How To Grow Bare-Root PawPaw Trees
# 1 | Our Pawpaw trees are shipped bare root & dormant, so the tops may appear dry. But they will come out of dormancy when the spring temperature gets warmer.
# 2 | If you feel unsure that your plant is alive, please do a gentle scratch test. Gently scratch a small amount of bark about one inch up from the base of the plant. If it is white or green under the bark it is alive!
# 3 | As you prepare your planting site, allow the roots of the plant to be kept moist, Soaking the roots in water for 1-hour prior to planting will help survival. To grow your pawpaw tree, choose a location in full sun. It should be somewhat sheltered, either by a nearby building, fence, or shrubbery, because wind can damage your pawpaw.
#4 | Decide whether you are interested in fruit.
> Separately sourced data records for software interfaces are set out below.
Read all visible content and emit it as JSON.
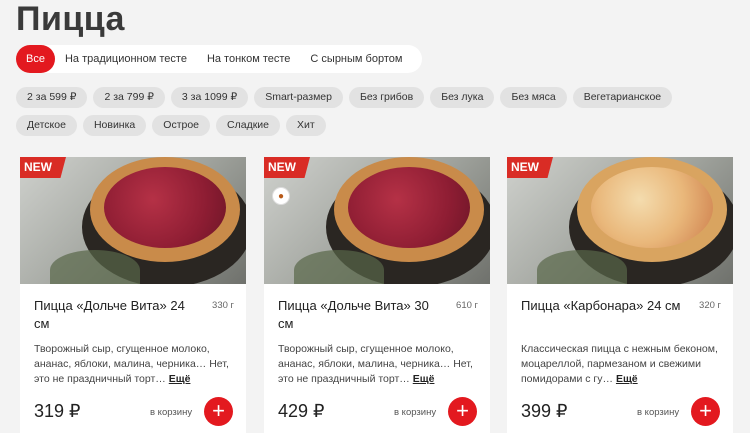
{
  "page_title": "Пицца",
  "tabs": [
    {
      "label": "Все",
      "active": true
    },
    {
      "label": "На традиционном тесте",
      "active": false
    },
    {
      "label": "На тонком тесте",
      "active": false
    },
    {
      "label": "С сырным бортом",
      "active": false
    }
  ],
  "filters": [
    "2 за 599 ₽",
    "2 за 799 ₽",
    "3 за 1099 ₽",
    "Smart-размер",
    "Без грибов",
    "Без лука",
    "Без мяса",
    "Вегетарианское",
    "Детское",
    "Новинка",
    "Острое",
    "Сладкие",
    "Хит"
  ],
  "accent_color": "#e3191f",
  "products": [
    {
      "badge": "NEW",
      "name": "Пицца «Дольче Вита» 24 см",
      "weight": "330 г",
      "description": "Творожный сыр, сгущенное молоко, ананас, яблоки, малина, черника… Нет, это не праздничный торт…",
      "more": "Ещё",
      "price": "319 ₽",
      "cart_label": "в корзину",
      "add_icon": "plus-icon",
      "medal_icon": null
    },
    {
      "badge": "NEW",
      "name": "Пицца «Дольче Вита» 30 см",
      "weight": "610 г",
      "description": "Творожный сыр, сгущенное молоко, ананас, яблоки, малина, черника… Нет, это не праздничный торт…",
      "more": "Ещё",
      "price": "429 ₽",
      "cart_label": "в корзину",
      "add_icon": "plus-icon",
      "medal_icon": "medal-icon"
    },
    {
      "badge": "NEW",
      "name": "Пицца «Карбонара» 24 см",
      "weight": "320 г",
      "description": "Классическая пицца с нежным беконом, моцареллой, пармезаном и свежими помидорами с гу…",
      "more": "Ещё",
      "price": "399 ₽",
      "cart_label": "в корзину",
      "add_icon": "plus-icon",
      "medal_icon": null
    }
  ]
}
To ensure a fruit crop you'll want to plant at least two pawpaws on your property (and three is even better). Your pawpaw trees should be planted 15-25 feet apart to ensure adequate space for growth, but close enough for pollination.
#5 | Dig a hole deep enough (about 6-inches deeper than the root) so that the brittle taproot is not stressed, and wide enough that the entire root system is not compressed. You can amend with peat moss if the soil is compacted.
#5 | Backfill the hole a few inches at a time. Tamp the soil down with care so you don't damage the roots. Finish backfilling all of the way. Build a small berm, or hill, around the root zone to hold water in and direct it towards the plants.
#6 | Water your pawpaw thoroughly. Keep the soil consistantly moist the first growing season to help the roots establish.
#7 | Spread a 3-inch layer of wood, pine or bark mulch over the planting bed. Keep the mulch about 6 inches from the base of the plant to avoid introducing any disease or insect problems.